AQUATIC BRAIN & SPINAL CORD


Lobefin

Evolution. 1. The original design of our central nervous system, established ca. 500 m.y.a. in the sea. 2. Collectively, those primeval parts of our brain and spinal cord which arose in the jawless fishes. 3. Specifically, those circuits, nuclei, and modules of the spinal cord, hindbrain, midbrain, and forebrain which evolved in ancient oceans.

Usage: Many of our most basic gestures, postures, and bodily responses originated in paleocircuits of the aquatic brain and spinal cord. Though our nervous system has greatly evolved, paleocircuits for smell-related cues (see DISGUST), touch (see TACTILE WITHDRAWAL), locomotion (e.g., for the rhythmic, alternating movements of walking), and chemical arousal (as evident, e.g., in the FIGHT-OR-FLIGHT response) remain functionally the same today.

Sea view. Like life itself, nonverbal communication evolved in the sea. The first Ordovician cues given and received 500 m.y.a. targeted receptors for touch and smell in our remote oceanic ancestors. Deep in the aquatic brain and spinal cord of the jawless fishes, neural circuits evolved which process many of the wordless signs we send and receive today. Spinal and cranial nerves, e.g., continue to link sensory input with motor response in programming the outflow of nonverbal cues:
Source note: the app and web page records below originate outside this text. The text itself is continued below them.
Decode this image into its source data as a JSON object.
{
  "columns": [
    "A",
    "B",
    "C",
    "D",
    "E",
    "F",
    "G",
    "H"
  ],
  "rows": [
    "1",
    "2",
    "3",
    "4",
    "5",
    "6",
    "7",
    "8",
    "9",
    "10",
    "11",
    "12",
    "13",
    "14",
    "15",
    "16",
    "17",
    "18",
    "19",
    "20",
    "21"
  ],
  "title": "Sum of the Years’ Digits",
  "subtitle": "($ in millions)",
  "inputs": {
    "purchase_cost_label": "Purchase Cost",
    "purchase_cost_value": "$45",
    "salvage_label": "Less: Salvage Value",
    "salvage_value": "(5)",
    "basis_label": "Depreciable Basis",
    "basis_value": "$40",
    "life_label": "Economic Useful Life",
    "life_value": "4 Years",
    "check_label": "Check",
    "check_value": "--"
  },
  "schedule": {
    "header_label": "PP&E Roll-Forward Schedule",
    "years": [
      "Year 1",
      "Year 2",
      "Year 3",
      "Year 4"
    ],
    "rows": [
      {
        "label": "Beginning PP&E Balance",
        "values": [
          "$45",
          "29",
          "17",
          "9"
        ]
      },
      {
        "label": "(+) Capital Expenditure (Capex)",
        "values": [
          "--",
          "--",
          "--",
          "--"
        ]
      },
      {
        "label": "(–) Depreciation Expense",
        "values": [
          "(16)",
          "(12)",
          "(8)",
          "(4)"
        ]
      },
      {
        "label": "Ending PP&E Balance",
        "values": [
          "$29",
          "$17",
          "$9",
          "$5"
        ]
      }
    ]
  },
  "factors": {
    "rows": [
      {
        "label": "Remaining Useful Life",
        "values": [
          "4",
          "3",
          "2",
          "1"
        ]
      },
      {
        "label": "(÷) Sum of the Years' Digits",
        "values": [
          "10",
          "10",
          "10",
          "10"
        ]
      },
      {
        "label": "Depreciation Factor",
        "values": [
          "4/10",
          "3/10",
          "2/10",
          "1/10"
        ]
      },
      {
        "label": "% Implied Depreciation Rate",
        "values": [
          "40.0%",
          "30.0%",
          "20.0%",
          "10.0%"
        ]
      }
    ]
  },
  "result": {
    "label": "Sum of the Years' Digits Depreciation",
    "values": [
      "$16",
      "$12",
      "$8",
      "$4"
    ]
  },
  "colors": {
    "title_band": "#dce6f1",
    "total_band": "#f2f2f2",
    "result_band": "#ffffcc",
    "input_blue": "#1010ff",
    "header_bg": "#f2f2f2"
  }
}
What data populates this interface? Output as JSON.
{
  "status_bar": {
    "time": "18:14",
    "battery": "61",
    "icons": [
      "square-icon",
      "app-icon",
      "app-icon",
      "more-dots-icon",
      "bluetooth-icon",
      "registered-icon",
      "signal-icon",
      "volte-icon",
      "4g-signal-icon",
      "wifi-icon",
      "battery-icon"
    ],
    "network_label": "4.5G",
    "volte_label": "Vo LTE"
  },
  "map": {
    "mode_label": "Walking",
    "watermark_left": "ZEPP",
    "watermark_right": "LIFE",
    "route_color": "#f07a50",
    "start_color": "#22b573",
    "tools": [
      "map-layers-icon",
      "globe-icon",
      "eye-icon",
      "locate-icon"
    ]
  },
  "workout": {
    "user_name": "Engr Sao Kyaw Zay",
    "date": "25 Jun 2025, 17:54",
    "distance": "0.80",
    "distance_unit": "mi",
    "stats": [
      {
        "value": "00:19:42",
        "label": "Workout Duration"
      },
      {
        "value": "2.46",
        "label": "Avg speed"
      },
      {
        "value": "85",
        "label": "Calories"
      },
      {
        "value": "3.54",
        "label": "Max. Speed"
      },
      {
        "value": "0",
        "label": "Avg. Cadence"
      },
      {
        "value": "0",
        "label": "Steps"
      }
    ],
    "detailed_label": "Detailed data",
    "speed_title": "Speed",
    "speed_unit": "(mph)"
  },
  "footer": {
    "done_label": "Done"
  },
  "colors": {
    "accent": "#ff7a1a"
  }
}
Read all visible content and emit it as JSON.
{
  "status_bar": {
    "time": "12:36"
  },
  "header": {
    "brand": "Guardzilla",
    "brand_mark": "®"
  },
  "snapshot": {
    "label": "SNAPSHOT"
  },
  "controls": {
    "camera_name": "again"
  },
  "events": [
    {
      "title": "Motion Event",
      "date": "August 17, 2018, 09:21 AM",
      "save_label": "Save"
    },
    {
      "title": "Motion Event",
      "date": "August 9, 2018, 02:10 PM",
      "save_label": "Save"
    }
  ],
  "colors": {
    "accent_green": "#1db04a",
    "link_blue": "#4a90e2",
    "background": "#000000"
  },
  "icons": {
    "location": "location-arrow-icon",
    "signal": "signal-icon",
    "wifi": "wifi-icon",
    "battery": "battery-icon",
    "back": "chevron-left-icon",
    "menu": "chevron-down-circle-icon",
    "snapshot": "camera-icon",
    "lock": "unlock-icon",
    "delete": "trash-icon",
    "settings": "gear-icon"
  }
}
I. Spinal cord. The oldest proto-gestures can be traced to tactile-withdrawal spinal reflexes of the earliest known vertebrates. Based on studies of newly hatched fishes, e.g., it is likely that touching the skin of the earliest, now extinct animals would have elicited the same alternating, side-to-side flexion movements designed to remove swimmers from predators and to deliver them from harm's way (see CROUCH).

II. Hindbrain. The aquatic hindbrain sent signals to the spinal cord a. to maintain muscle tone, b. to control the excitability of cord reflexes, and c. to select cord paleocircuits for reflexive body movements and postures. A chemical storage area (comparable to our brain's locus ceruleus or "blue spot") was a primary source of the neurotransmitter, norepinephrine. Fiber-linked to the spinal cord below and to the forebrain above, this chemical was (and still is) important in regulating arousal. Today in humans, highly aroused spinal reflexes show, e.g., in faster and stronger body movements.

SUPPLEMENTARY NOTE: Another early chemical reservoir (comparable to our brain's raphe nuclei) was for serotonin. As old as vertebrates themselves--or even older--serotonin has been found in living crabs and lobsters. Injected into the bloodstream of a lobster, e.g., serotonin leads to an elevated body posture expressive of dominance. In our own nervous system, serotonin promotes the expression of confident body signs, such as squaring-up with a partner (see ANGULAR DISTANCE), returning eye contact, and smiling. (N.B.: By increasing serotonin levels, Prozac and similar drugs may decrease aversive [i.e., unfriendly, negative] signs, and increase affiliative [i.e., friendly, positive] cues.)

III. Midbrain. The aquatic midbrain had a chemical storage area for the neurotransmitter dopamine. Comparable to our own midbrain's substantia nigra (or "black spot"), it supplied dopamine to primitive motor centers of the striatal complex (still present in our basal ganglia), which influenced body movements for locomotion and for keeping upright in gravity's downward pull (see ANTIGRAVITY SIGN). Lowered dopamine levels in humans (caused, e.g., by Parkinson's disease) may show in an awkward shuffling gait, an expressionless face, and rotary trembling movements of the arms and hands (see AKINESIA).

IV. Forebrain. Incoming (or afferent) taste and aroma cues dominated the aquatic forebrain via fiberlinks from the amygdala to chemical-control areas of the hypothalamus. On the former's command, nuclei of the latter released neurohormones into the bloodstream, arousing body movements and postures of the fight-or-flight response.

See also AMPHIBIAN BRAIN.

Copyright 1998 - 2016 (David B. Givens/Center for Nonverbal Studies)
Illustration detail from Getting There (copyright 1993 by William Howells)